Restate the entries word for word, leaving nothing out.
+===+
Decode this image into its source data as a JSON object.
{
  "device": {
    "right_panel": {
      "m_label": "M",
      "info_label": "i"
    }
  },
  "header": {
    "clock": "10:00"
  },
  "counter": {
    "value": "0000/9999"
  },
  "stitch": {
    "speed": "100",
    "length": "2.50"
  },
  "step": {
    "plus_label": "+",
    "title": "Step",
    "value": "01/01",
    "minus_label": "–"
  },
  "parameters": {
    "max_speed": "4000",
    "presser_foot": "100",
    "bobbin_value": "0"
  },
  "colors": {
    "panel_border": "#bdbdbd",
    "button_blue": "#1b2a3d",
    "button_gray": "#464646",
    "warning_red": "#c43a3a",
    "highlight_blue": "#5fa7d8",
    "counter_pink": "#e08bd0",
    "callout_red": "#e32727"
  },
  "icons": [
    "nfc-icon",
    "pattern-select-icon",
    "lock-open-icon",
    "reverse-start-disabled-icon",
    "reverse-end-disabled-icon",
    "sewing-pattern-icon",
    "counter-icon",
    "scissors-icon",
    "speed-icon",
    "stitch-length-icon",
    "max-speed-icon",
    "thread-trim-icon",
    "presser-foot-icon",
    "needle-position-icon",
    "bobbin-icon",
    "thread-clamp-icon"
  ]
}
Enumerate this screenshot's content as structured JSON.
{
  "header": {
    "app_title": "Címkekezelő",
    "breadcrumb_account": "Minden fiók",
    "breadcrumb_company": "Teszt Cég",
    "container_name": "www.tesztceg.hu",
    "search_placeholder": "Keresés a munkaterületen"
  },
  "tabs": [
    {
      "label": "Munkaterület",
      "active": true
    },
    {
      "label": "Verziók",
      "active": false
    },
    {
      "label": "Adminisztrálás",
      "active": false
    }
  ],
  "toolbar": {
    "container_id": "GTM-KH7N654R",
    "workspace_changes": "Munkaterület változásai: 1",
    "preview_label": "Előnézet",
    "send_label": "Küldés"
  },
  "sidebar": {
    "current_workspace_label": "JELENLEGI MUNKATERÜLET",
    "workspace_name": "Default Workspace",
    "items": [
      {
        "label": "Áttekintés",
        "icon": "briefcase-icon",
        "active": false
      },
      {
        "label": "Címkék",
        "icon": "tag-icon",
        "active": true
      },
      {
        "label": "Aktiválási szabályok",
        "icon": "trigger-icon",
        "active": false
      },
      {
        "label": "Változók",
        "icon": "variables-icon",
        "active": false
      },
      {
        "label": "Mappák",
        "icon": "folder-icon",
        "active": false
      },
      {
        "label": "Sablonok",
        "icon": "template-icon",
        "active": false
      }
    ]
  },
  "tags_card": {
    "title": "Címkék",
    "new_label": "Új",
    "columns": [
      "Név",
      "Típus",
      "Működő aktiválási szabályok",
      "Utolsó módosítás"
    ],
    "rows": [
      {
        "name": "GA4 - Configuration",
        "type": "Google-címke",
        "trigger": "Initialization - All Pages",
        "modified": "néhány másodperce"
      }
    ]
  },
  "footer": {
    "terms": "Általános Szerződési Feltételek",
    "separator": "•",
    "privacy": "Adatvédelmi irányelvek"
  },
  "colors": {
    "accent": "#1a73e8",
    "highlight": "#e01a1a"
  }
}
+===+
**WRITTEN SOLUTION:**
Decode this image into its source data as a JSON object.
{
  "device": {
    "right_panel": {
      "m_label": "M",
      "info_label": "i"
    }
  },
  "header": {
    "clock": "10:00"
  },
  "counter": {
    "value": "0000/9999"
  },
  "stitch": {
    "speed": "100",
    "length": "2.50"
  },
  "step": {
    "plus_label": "+",
    "title": "Step",
    "value": "01/01",
    "minus_label": "–"
  },
  "parameters": {
    "max_speed": "4000",
    "presser_foot": "100",
    "bobbin_value": "0"
  },
  "colors": {
    "panel_border": "#bdbdbd",
    "button_blue": "#1b2a3d",
    "button_gray": "#464646",
    "warning_red": "#c43a3a",
    "highlight_blue": "#5fa7d8",
    "counter_pink": "#e08bd0",
    "callout_red": "#e32727"
  },
  "icons": [
    "nfc-icon",
    "pattern-select-icon",
    "lock-open-icon",
    "reverse-start-disabled-icon",
    "reverse-end-disabled-icon",
    "sewing-pattern-icon",
    "counter-icon",
    "scissors-icon",
    "speed-icon",
    "stitch-length-icon",
    "max-speed-icon",
    "thread-trim-icon",
    "presser-foot-icon",
    "needle-position-icon",
    "bobbin-icon",
    "thread-clamp-icon"
  ]
}
Enumerate this screenshot's content as structured JSON.
{
  "header": {
    "app_title": "Címkekezelő",
    "breadcrumb_account": "Minden fiók",
    "breadcrumb_company": "Teszt Cég",
    "container_name": "www.tesztceg.hu",
    "search_placeholder": "Keresés a munkaterületen"
  },
  "tabs": [
    {
      "label": "Munkaterület",
      "active": true
    },
    {
      "label": "Verziók",
      "active": false
    },
    {
      "label": "Adminisztrálás",
      "active": false
    }
  ],
  "toolbar": {
    "container_id": "GTM-KH7N654R",
    "workspace_changes": "Munkaterület változásai: 1",
    "preview_label": "Előnézet",
    "send_label": "Küldés"
  },
  "sidebar": {
    "current_workspace_label": "JELENLEGI MUNKATERÜLET",
    "workspace_name": "Default Workspace",
    "items": [
      {
        "label": "Áttekintés",
        "icon": "briefcase-icon",
        "active": false
      },
      {
        "label": "Címkék",
        "icon": "tag-icon",
        "active": true
      },
      {
        "label": "Aktiválási szabályok",
        "icon": "trigger-icon",
        "active": false
      },
      {
        "label": "Változók",
        "icon": "variables-icon",
        "active": false
      },
      {
        "label": "Mappák",
        "icon": "folder-icon",
        "active": false
      },
      {
        "label": "Sablonok",
        "icon": "template-icon",
        "active": false
      }
    ]
  },
  "tags_card": {
    "title": "Címkék",
    "new_label": "Új",
    "columns": [
      "Név",
      "Típus",
      "Működő aktiválási szabályok",
      "Utolsó módosítás"
    ],
    "rows": [
      {
        "name": "GA4 - Configuration",
        "type": "Google-címke",
        "trigger": "Initialization - All Pages",
        "modified": "néhány másodperce"
      }
    ]
  },
  "footer": {
    "terms": "Általános Szerződési Feltételek",
    "separator": "•",
    "privacy": "Adatvédelmi irányelvek"
  },
  "colors": {
    "accent": "#1a73e8",
    "highlight": "#e01a1a"
  }
}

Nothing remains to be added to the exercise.